When I read the title of this unit, I thought, "FINALLY!" The other units have all been terrific and can certainly be applied in a way that appeals to all students, but this title is the first one that I KNOW would excite my boys. What a wonderful way to end the year and start off a summer of self-exploration and independent play!
My boys have always loved nonfiction, from the very beginning, and this unit gives ample opportunity for children to fall in love with nonfiction. Of course, there are PLENTY of fiction tie-ins with "Plants, Bugs, and Frogs", as well. Teachers will reinforce CAUSE AND EFFECT and COMPARE AND CONTRAST---what better lesson to do with plants? Students will begin to 'dictate a narrative', re-tell through writing and/or artwork. Students begin to read more books independently while teacher continue to share read-alouds. This age is GOLDEN for picture books, and PB writers everywhere know that.
So what kind of books will the teachers need for this unit?
**NON-FICTION books for 5-6 year-olds to read INDEPENDENTLY. Librarians and teachers have long told me that there is a huge shortage in this category. The Common Core Curriculum will demand even more non-fiction texts geared toward our younger set. The opportunities abound for a nonfiction picture book that includes any aspect of 'Plants, Bugs, and Frogs'. The possibilities are endless. I LOVE, LOVE, LOVE this 'need', and I have a half-dozen ideas swirling around even as I write it. I KNOW my boys would have loved more books in this genre.
**FICTION (especially read aloud) books that include 'Plants, Bugs and Frogs', especially if the characters demonstrate some valid characteristics of the creature. For example, I'm sure it's fun for a frog to hang his clothes on a froggy clothesline. However, couldn't we come up with something that is instructional and fun? (and with a bit of authenticity?) Instead of 'fried rice' for lunch, couldn't a frog enjoy some 'fried lice'? It's a tiny thing, but it provokes curiousity, giggles, and even a bit of recall about the eating habits of a frog.

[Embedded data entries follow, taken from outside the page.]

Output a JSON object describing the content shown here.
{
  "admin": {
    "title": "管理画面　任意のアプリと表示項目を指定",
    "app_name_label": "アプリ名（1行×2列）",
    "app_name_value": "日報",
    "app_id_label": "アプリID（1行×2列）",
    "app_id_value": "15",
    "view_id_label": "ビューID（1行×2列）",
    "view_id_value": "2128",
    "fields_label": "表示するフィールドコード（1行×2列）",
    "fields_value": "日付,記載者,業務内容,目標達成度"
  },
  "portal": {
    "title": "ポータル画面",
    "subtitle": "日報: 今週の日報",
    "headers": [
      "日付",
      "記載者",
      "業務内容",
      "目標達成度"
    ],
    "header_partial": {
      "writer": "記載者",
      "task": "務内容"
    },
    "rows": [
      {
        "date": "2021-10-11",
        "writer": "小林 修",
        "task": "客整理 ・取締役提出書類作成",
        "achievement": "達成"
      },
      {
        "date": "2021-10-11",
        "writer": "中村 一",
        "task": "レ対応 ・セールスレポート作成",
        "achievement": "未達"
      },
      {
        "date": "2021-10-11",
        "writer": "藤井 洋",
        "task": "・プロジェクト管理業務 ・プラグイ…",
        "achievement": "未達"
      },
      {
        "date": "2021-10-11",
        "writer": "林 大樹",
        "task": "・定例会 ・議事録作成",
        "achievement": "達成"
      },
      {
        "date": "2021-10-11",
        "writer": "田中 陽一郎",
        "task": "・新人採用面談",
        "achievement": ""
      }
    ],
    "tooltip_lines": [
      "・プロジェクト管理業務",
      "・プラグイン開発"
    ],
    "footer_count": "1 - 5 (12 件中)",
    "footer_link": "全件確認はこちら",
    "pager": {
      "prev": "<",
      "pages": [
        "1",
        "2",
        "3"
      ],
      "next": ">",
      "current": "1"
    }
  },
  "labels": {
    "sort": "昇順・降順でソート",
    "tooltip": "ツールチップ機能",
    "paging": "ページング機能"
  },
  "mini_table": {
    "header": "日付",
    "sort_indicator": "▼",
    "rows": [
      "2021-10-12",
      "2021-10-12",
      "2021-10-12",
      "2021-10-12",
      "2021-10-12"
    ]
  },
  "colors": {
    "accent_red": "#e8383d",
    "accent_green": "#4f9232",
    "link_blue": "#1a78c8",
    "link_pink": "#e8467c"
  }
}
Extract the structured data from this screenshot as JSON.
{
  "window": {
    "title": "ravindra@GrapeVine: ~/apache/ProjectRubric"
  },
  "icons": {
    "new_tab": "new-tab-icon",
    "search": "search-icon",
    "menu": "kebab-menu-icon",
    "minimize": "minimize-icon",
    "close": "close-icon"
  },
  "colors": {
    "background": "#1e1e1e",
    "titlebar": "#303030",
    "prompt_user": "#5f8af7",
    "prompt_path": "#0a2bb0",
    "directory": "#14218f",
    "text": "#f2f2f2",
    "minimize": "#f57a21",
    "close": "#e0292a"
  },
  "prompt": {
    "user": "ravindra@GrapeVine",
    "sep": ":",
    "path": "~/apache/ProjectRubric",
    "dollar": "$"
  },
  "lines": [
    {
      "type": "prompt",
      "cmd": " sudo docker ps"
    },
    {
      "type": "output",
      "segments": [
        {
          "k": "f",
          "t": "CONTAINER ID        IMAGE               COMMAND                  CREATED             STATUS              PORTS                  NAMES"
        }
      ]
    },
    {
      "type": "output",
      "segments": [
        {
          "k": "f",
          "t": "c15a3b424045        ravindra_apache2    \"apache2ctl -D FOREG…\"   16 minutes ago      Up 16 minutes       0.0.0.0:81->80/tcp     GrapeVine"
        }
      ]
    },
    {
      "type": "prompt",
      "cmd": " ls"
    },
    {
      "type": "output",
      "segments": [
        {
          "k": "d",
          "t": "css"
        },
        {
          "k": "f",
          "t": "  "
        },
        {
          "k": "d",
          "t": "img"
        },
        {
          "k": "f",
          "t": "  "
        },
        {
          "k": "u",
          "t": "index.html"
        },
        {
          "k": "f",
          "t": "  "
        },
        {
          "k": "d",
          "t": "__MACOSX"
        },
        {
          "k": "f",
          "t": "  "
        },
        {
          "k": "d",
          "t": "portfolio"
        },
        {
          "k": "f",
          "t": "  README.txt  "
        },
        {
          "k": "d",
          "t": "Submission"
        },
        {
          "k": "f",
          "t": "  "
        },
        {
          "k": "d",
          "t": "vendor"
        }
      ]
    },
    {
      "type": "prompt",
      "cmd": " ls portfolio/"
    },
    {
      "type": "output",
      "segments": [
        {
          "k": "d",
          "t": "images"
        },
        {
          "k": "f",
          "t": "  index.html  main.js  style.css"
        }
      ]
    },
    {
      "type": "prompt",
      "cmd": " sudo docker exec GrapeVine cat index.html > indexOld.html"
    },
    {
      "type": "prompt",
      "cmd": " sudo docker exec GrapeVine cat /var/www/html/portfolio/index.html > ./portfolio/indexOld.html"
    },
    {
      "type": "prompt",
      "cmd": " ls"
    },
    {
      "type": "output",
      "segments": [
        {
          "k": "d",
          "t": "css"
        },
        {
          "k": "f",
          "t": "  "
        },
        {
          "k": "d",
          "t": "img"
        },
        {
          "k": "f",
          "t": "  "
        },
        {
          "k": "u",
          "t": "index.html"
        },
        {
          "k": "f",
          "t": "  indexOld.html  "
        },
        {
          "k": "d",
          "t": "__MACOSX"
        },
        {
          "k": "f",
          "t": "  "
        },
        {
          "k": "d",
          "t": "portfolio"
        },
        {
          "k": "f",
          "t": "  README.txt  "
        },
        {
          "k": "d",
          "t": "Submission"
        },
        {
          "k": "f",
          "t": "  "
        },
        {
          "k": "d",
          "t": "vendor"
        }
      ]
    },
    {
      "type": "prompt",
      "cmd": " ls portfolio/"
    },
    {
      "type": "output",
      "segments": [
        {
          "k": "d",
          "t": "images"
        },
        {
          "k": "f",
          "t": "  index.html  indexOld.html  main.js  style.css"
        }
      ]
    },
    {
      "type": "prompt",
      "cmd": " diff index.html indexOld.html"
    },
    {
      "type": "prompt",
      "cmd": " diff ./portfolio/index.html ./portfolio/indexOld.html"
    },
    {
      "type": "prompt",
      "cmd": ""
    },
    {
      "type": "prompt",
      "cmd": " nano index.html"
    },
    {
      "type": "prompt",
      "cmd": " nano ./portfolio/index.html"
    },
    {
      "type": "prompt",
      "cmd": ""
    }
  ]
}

**NON-FICTION poetry. I love this genre. I think a rollicking, rhythmic poem peppered with facts and details about ANYTHING is a great way to learn. I'm a big fan of memorizing poetry, and wouldn't this unit be an awesome place to do it? This category is another one I can't wait to try.
Yahoo! We've now finished KINDERGARTEN!!! The Common Core Curriculum for Kindergarten exploded with needs and ideas for savvy writers. I hope you're taking notes and brainstorming because opportunity abounds!
My Mission Statement
I write to serve, to unite, to educate. I write to share literature and flesh out ideas that may be of interest to others. I write to document an emotion, experience, or a blip in time. My mission is to write in such a way that the reader is reminded that we can find humor in all situations. It's one of the great blessings of life.